13 They brought to the Pharisees the man who had formerly been blind. 14 Now it was a sabbath day when Jesus made the clay and opened his eyes. 15 The Pharisees again asked him how he had received his sight. And he said to them, “He put clay on my eyes, and I washed, and I see.” 16 Some of the Pharisees said, “This man is not from God, for he does not keep the sabbath.” But others said, “How can a man who is a sinner do such signs?” There was a division among them. 17 So they again said to the blind man, “What do you say about him, since he has opened your eyes?” He said, “He is a prophet.”
18 The Jews did not believe that he had been blind and had received his sight, until they called the parents of the man who had received his sight, 19 and asked them, “Is this your son, who you say was born blind? How then does he now see?” 20 His parents answered, “We know that this is our son, and that he was born blind; 21 but how he now sees we do not know, nor do we know who opened his eyes. Ask him; he is of age, he will speak for himself.” 22 His parents said this because they feared the Jews, for the Jews had already agreed that if any one should confess him to be Christ, he was to be put out of the synagogue. 23 Therefore his parents said, “He is of age, ask him.”
24 So for the second time they called the man who had been blind, and said to him, “Give God the praise; we know that this man is a sinner.” 25 He answered, “Whether he is a sinner, I do not know; one thing I know, that though I was blind, now I see.” 26 They said to him, “What did he do to you?

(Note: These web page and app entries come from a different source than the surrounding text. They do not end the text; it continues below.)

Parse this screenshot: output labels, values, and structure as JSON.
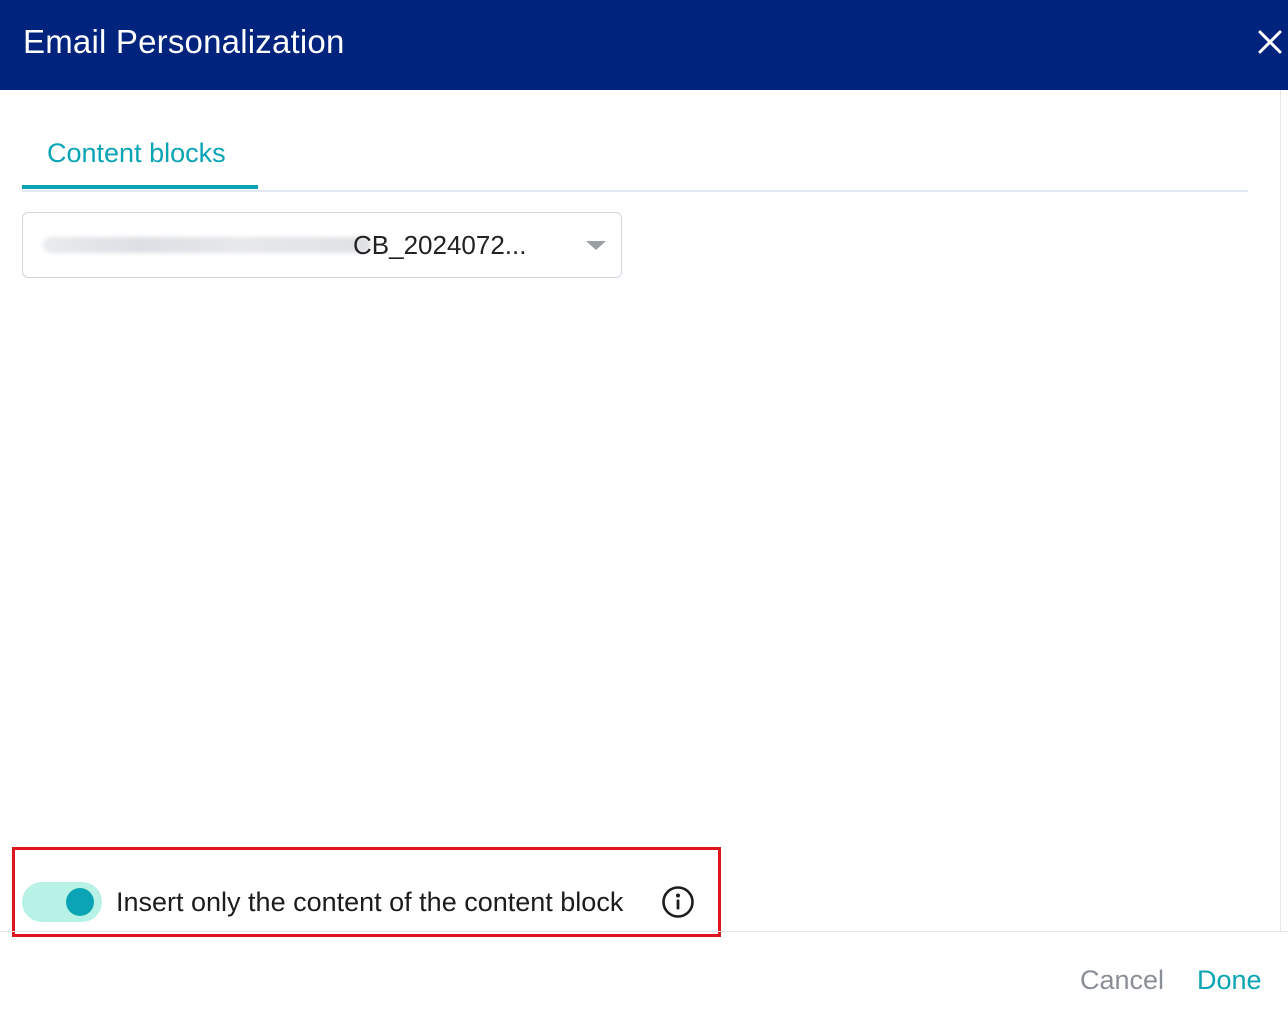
{
  "dialog": {
    "title": "Email Personalization",
    "close_icon": "close-icon"
  },
  "tabs": [
    {
      "label": "Content blocks",
      "active": true
    }
  ],
  "content_block_select": {
    "value": "CB_2024072...",
    "arrow_icon": "caret-down-icon"
  },
  "insert_toggle": {
    "label": "Insert only the content of the content block",
    "on": true,
    "info_icon": "info-icon"
  },
  "footer": {
    "cancel_label": "Cancel",
    "done_label": "Done"
  },
  "colors": {
    "header_bg": "#00247d",
    "accent": "#0aa4b4",
    "toggle_track": "#b8f1e6",
    "highlight": "#e0151b"
  }
}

How did he open your eyes?” 27 He answered them, “I have told you already, and you would not listen. Why do you want to hear it again? Do you too want to become his disciples?” 28 And they reviled him, saying, “You are his disciple, but we are disciples of Moses. 29 We know that God has spoken to Moses, but as for this man, we do not know where he comes from.” 30 The man answered, “Why, this is a marvel! You do not know where he comes from, and yet he opened my eyes. 31 We know that God does not listen to sinners, but if any one is a worshiper of God and does his will, God listens to him. 32 Never since the world began has it been heard that any one opened the eyes of a man born blind. 33 If this man were not from God, he could do nothing.” 34 They answered him, “You were born in utter sin, and would you teach us?” And they cast him out.
35 Jesus heard that they had cast him out, and having found him he said, “Do you believe in the Son of man?” 36 He answered, “And who is he, sir, that I may believe in him?” 37 Jesus said to him, “You have seen him, and it is he who speaks to you.” 38 He said, “Lord, I believe”; and he worshiped him. 39 Jesus said, “For judgment I came into this world, that those who do not see may see, and that those who see may become blind.” 40 Some of the Pharisees near him heard this, and they said to him, “Are we also blind?” 41 Jesus said to them, “If you were blind, you would have no guilt; but now that you say, ‘We see,’ your guilt remains.
Observation: The Pharisees were more concerned with the breaking of one of their rules than they were with the healing of the man born blind.
Question: Why did the Pharisees consider Jesus making clay and adminstering it on the blind man work, especially when they did not see the people bringing the formerly blind man or his parents to them as work?
Application: The formerly blind man was kicked out of the synagogue for testify what Jesus had done. I should be more bold in testifying the changes God has made in me, regardless of any consequences.